Saved data entries
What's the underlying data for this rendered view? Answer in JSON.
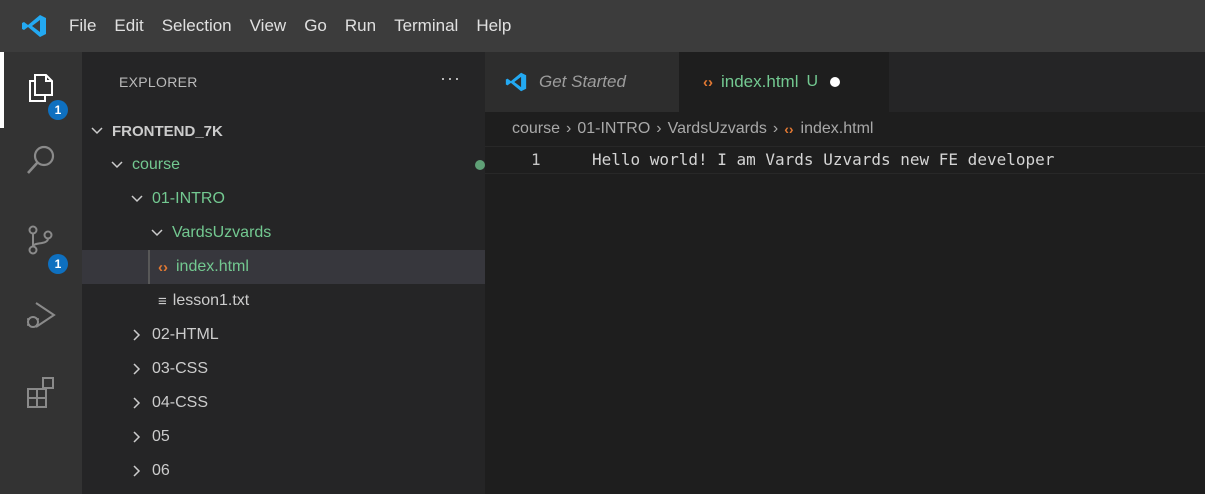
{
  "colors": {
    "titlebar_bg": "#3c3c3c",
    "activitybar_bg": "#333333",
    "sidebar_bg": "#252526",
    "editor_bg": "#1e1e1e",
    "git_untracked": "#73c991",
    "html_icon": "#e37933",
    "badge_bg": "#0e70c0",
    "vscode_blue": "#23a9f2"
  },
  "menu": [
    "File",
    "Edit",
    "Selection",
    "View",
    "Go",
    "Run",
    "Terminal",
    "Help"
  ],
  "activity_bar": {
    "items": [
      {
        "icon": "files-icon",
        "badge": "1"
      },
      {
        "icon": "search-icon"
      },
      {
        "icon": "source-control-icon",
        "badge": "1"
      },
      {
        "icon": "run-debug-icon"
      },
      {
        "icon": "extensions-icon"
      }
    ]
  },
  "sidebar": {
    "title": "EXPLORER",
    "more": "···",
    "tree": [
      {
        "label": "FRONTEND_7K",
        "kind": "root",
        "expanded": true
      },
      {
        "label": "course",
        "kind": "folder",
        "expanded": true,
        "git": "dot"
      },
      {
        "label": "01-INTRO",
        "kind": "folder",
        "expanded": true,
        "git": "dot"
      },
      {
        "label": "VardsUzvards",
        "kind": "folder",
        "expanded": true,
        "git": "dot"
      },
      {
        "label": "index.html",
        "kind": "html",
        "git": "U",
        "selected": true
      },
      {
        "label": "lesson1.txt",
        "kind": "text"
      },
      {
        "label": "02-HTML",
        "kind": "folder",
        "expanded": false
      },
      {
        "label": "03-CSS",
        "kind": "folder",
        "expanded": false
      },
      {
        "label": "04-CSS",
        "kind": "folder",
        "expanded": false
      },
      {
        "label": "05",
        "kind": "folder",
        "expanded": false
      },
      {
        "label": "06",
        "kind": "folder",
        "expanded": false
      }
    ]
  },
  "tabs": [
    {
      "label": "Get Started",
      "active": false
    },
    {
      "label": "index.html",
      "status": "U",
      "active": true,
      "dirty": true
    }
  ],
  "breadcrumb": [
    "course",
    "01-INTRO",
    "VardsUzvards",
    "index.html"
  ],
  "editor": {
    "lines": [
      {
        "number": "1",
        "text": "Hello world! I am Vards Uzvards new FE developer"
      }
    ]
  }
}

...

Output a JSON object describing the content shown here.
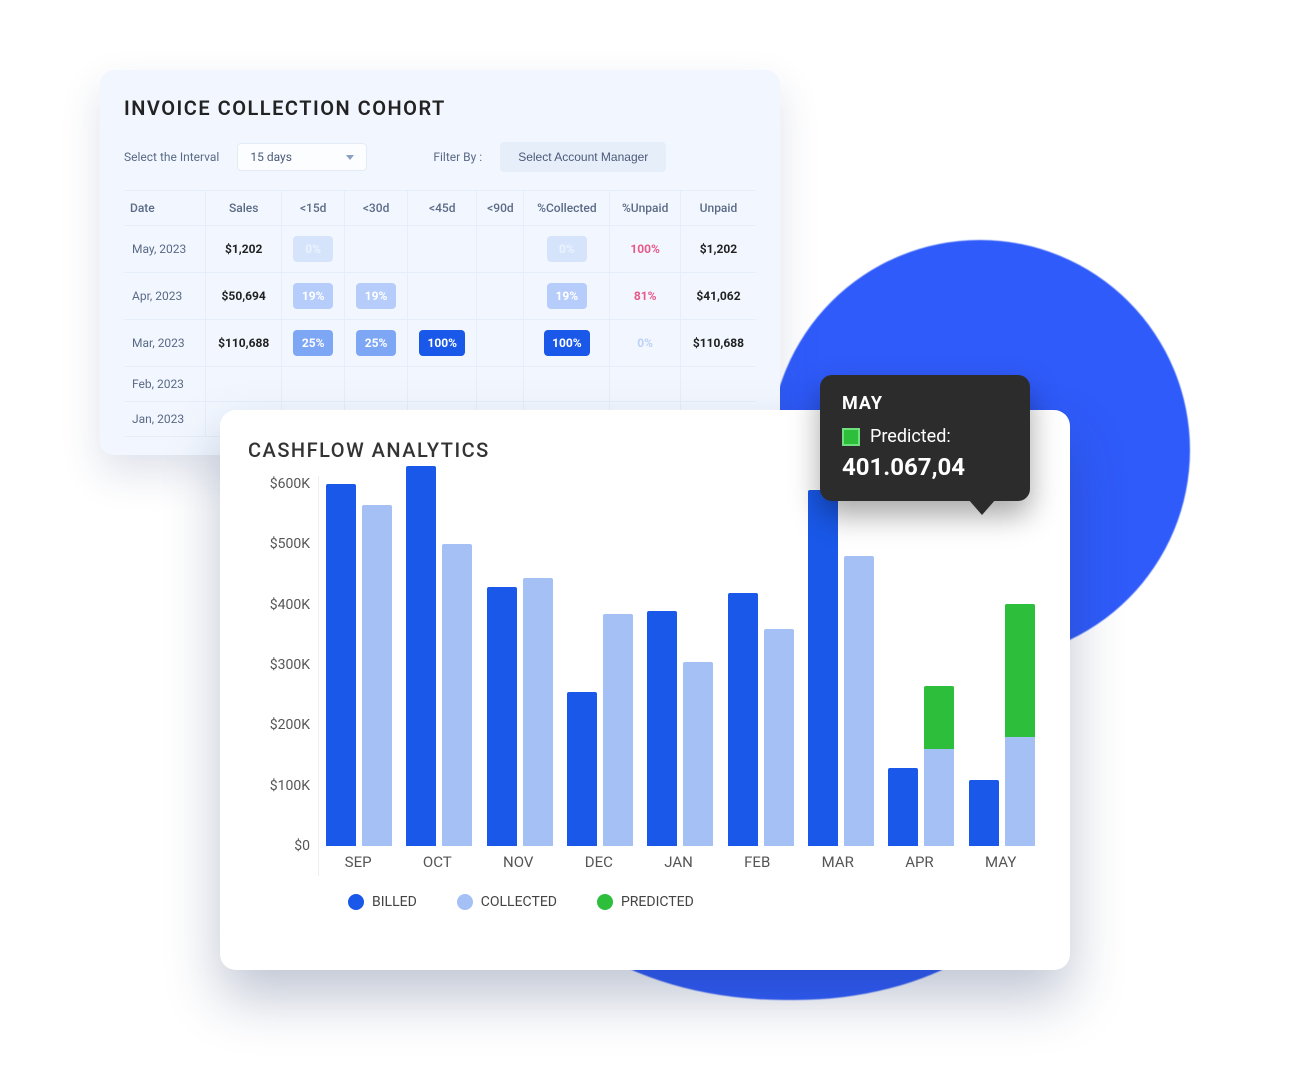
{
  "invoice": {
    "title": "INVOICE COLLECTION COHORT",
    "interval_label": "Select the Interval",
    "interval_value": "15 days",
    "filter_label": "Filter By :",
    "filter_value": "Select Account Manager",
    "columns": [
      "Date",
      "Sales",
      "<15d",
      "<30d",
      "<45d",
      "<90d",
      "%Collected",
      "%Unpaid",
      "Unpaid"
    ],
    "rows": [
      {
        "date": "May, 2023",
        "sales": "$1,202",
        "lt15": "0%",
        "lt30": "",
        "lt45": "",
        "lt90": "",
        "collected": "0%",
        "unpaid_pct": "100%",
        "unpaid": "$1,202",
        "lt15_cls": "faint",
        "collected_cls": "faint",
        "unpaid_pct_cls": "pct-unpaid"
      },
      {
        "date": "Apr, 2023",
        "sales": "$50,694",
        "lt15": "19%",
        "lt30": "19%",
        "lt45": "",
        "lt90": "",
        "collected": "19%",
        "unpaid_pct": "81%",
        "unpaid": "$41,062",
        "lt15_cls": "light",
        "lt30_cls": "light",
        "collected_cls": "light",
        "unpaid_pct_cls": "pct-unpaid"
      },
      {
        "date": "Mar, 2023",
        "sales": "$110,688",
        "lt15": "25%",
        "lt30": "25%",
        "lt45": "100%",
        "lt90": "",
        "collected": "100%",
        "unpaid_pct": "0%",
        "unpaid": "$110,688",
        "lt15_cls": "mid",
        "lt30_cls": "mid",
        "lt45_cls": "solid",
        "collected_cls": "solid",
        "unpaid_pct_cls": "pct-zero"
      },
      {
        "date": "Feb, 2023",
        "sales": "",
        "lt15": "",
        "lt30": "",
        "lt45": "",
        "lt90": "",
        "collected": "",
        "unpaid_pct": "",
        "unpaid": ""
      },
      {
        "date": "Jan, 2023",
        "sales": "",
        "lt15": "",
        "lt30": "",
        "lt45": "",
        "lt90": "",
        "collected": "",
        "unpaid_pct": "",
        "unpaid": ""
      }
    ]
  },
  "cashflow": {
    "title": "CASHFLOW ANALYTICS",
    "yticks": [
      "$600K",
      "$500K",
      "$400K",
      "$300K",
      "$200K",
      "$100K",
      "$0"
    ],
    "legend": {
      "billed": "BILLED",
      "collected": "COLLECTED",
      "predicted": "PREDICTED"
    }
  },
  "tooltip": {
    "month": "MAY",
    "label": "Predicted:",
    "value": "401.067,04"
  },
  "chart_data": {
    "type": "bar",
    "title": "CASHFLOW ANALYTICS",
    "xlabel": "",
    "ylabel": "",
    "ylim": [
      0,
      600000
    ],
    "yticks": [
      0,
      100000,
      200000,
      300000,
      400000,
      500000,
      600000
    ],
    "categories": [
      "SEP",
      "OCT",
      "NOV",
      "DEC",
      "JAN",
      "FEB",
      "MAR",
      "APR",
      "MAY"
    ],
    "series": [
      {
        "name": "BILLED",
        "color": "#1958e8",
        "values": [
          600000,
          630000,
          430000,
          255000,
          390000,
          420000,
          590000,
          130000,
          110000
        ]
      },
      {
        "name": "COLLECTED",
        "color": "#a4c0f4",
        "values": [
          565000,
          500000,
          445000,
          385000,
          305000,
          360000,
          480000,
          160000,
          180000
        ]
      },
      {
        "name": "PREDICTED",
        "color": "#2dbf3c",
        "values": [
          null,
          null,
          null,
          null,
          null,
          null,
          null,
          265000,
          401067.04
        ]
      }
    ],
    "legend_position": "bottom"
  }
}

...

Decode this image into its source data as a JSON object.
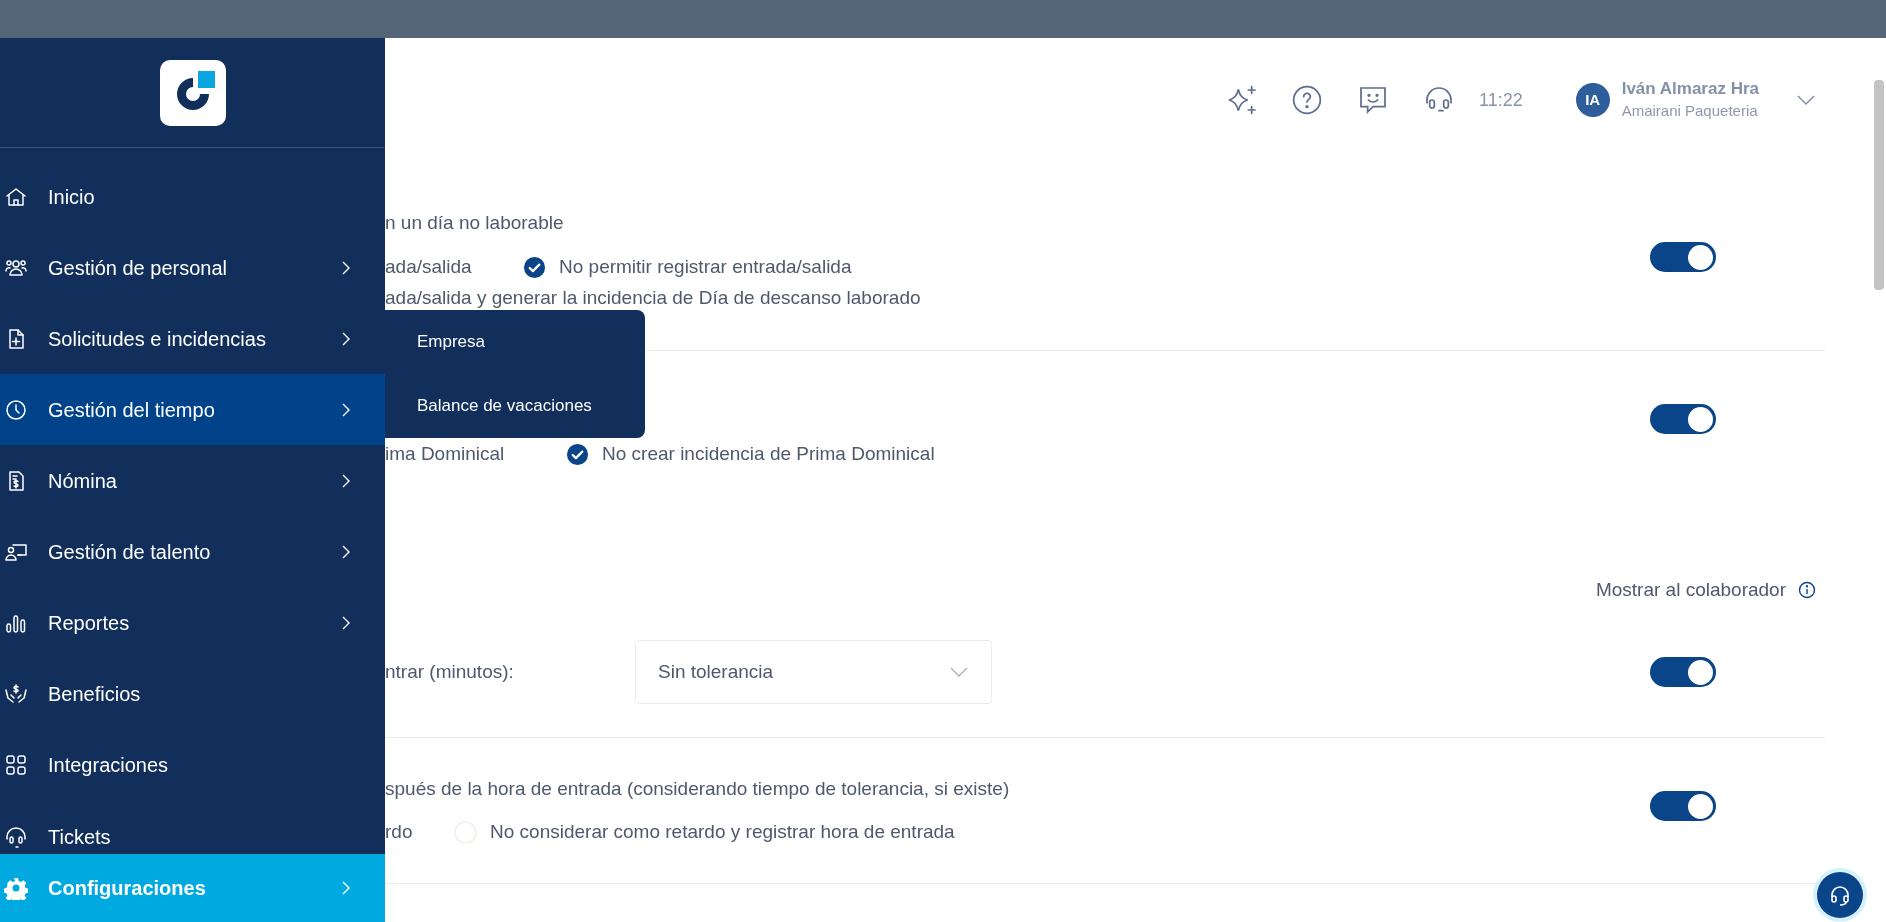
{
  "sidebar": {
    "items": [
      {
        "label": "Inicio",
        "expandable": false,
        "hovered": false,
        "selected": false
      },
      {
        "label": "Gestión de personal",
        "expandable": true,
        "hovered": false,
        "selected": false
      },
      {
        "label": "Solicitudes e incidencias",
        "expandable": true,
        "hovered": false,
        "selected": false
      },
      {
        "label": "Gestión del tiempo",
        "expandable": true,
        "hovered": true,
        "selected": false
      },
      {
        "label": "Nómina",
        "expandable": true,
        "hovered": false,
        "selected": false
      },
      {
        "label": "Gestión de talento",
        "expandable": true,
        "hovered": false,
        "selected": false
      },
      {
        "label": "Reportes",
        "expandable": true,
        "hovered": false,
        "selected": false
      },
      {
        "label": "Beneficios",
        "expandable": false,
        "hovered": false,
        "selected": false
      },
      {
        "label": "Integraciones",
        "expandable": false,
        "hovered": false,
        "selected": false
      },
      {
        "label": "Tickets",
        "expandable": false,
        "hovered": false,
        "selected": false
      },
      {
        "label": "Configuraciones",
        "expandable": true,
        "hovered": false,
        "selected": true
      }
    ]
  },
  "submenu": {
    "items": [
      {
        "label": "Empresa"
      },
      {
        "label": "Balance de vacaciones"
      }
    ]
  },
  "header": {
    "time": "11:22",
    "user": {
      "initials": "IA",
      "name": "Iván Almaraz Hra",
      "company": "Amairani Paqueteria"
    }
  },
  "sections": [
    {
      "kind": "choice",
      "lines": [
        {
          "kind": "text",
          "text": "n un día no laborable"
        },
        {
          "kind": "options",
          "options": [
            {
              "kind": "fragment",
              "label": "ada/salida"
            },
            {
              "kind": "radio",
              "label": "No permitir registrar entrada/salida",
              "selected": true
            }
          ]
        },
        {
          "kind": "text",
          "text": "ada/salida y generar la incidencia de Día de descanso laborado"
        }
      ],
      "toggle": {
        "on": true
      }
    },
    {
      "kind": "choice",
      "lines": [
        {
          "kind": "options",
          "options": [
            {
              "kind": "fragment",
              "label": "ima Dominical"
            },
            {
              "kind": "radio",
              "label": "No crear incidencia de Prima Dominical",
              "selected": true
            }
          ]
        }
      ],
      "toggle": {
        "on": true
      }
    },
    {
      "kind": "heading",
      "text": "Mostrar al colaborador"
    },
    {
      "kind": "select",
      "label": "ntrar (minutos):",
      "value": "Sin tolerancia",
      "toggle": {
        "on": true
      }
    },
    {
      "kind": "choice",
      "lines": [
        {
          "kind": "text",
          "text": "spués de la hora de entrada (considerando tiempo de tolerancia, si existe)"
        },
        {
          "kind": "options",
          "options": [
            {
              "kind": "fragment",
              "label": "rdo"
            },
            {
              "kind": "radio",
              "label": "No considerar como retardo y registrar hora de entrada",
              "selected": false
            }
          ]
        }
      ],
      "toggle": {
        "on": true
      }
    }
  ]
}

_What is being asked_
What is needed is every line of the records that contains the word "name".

_Final answer_
        "name": "BILLED",
        "name": "COLLECTED",
        "name": "PREDICTED",
      "name": "Iván Almaraz Hra",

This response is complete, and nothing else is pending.